Not only that but for practical reasons, not having your headphones on while crossing the street might help prevent you from getting run over by a bus, a taxi, (or nowadays) an inattentive Uber drive texting-while-driving or consulting Google Maps to see where his next pickup is.
See, appreciate, and record
I think photography is really three steps:
We have to first see what we find interesting in the world. Then we have to appreciate what we see before our eyes— and appreciate the inherent beauty in it. Then lastly, we need to record that moment (taking a photograph).
Photography is really the “art of seeing” — the recording (actual taking of the photograph) is easy. Any smartphone camera can make a picture-perfect image nowadays. But how few people can really see beauty in the world anymore?
Meditate in nature
I find whenever I am becoming too obsessed with technology, I just go out for a walk, and take nature-photos with my smartphone. This helps me re-connect to my roots (I started off taking photos of landscapes and flowers, like any good beginner).
Although cities and the streets are what ultimately interest me— being able to cultivate your interest in natural beauty is a good way to re-invigorate yourself. And use the most basic equipment possible (once again, smartphone)— and you will see how your photographic limit isn’t being hampered by your equipment— but by your eyes.
See, see, see
Your eyes are hungry. Your eyes are hungry to see more beauty in the real world. Your eyes want to consume what you see before it. Feed your eyes— don’t let your eyes be blocked. Explore the world, have fun, follow your curiosity, be brave, be social, be happy, smile, dance, frolic— whatever. Be the crazy and weird photographer that everyone looks at funny— but enjoy your experience of noticing beauty, and capturing beauty.

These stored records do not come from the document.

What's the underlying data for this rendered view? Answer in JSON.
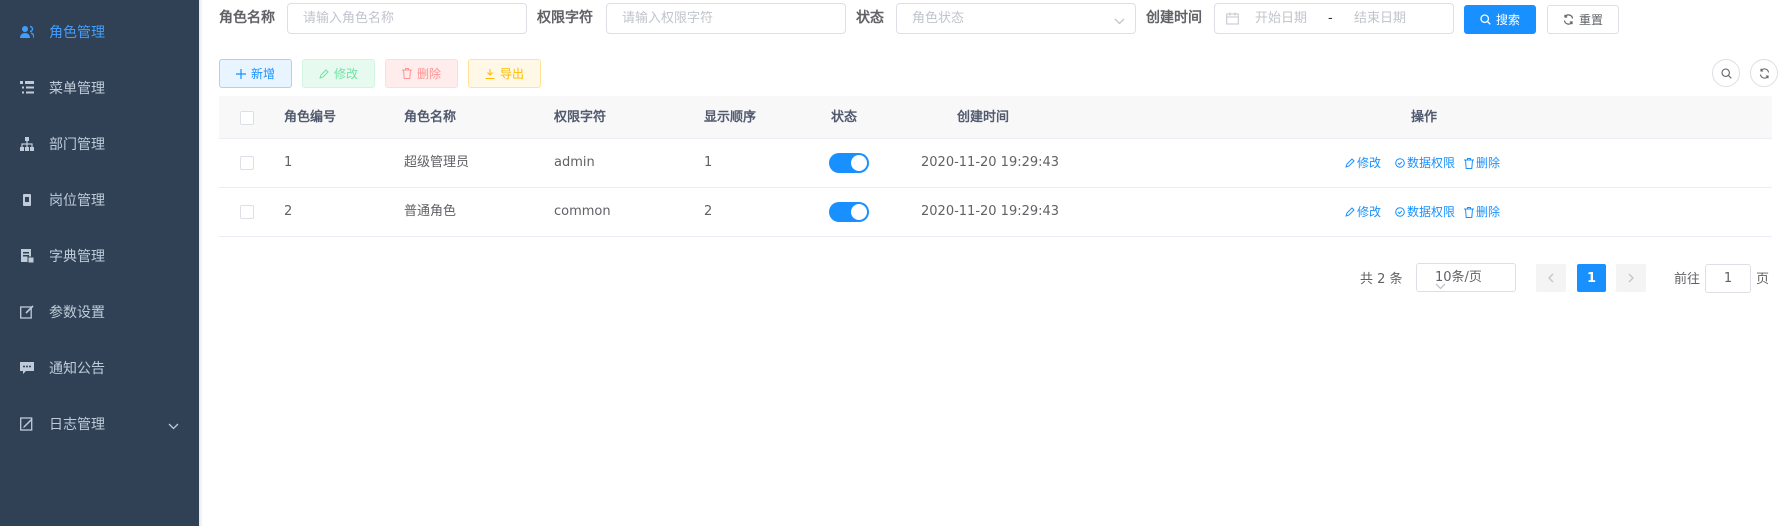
{
  "colors": {
    "sidebar_bg": "#304156",
    "sidebar_text": "#bfcbd9",
    "primary": "#1890ff",
    "active_menu": "#409eff"
  },
  "sidebar": {
    "items": [
      {
        "label": "角色管理",
        "icon": "user-role-icon",
        "active": true
      },
      {
        "label": "菜单管理",
        "icon": "tree-table-icon"
      },
      {
        "label": "部门管理",
        "icon": "org-tree-icon"
      },
      {
        "label": "岗位管理",
        "icon": "post-icon"
      },
      {
        "label": "字典管理",
        "icon": "dict-icon"
      },
      {
        "label": "参数设置",
        "icon": "edit-icon"
      },
      {
        "label": "通知公告",
        "icon": "message-icon"
      },
      {
        "label": "日志管理",
        "icon": "log-icon",
        "expandable": true
      }
    ]
  },
  "query": {
    "role_name_label": "角色名称",
    "role_name_placeholder": "请输入角色名称",
    "role_key_label": "权限字符",
    "role_key_placeholder": "请输入权限字符",
    "status_label": "状态",
    "status_placeholder": "角色状态",
    "created_label": "创建时间",
    "start_placeholder": "开始日期",
    "range_separator": "-",
    "end_placeholder": "结束日期",
    "search_button": "搜索",
    "reset_button": "重置"
  },
  "toolbar": {
    "add": "新增",
    "edit": "修改",
    "delete": "删除",
    "export": "导出"
  },
  "table": {
    "headers": [
      "角色编号",
      "角色名称",
      "权限字符",
      "显示顺序",
      "状态",
      "创建时间",
      "操作"
    ],
    "rows": [
      {
        "id": "1",
        "name": "超级管理员",
        "key": "admin",
        "sort": "1",
        "status": true,
        "created": "2020-11-20 19:29:43"
      },
      {
        "id": "2",
        "name": "普通角色",
        "key": "common",
        "sort": "2",
        "status": true,
        "created": "2020-11-20 19:29:43"
      }
    ],
    "actions": {
      "edit": "修改",
      "data_scope": "数据权限",
      "delete": "删除"
    }
  },
  "pagination": {
    "total_text": "共 2 条",
    "page_size": "10条/页",
    "current_page": "1",
    "goto_label": "前往",
    "goto_value": "1",
    "page_suffix": "页"
  }
}
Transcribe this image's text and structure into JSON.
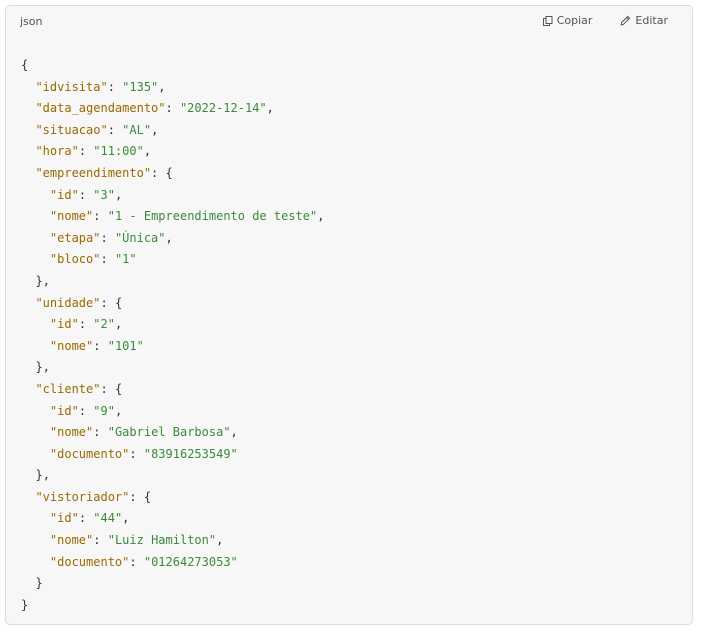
{
  "header": {
    "language": "json",
    "copy_label": "Copiar",
    "edit_label": "Editar",
    "copy_icon": "copy-icon",
    "edit_icon": "pencil-icon"
  },
  "colors": {
    "key": "#9a6a00",
    "string": "#3a8a3a",
    "punctuation": "#333333",
    "background": "#f7f7f7"
  },
  "code": {
    "idvisita": "135",
    "data_agendamento": "2022-12-14",
    "situacao": "AL",
    "hora": "11:00",
    "empreendimento": {
      "id": "3",
      "nome": "1 - Empreendimento de teste",
      "etapa": "Única",
      "bloco": "1"
    },
    "unidade": {
      "id": "2",
      "nome": "101"
    },
    "cliente": {
      "id": "9",
      "nome": "Gabriel Barbosa",
      "documento": "83916253549"
    },
    "vistoriador": {
      "id": "44",
      "nome": "Luiz Hamilton",
      "documento": "01264273053"
    }
  }
}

After all, isn’t that what photography is all about?
10:47am, March 14, 2016 @ My ghetto standing desk (chair on top of my IKEA dining table) in Berkeley.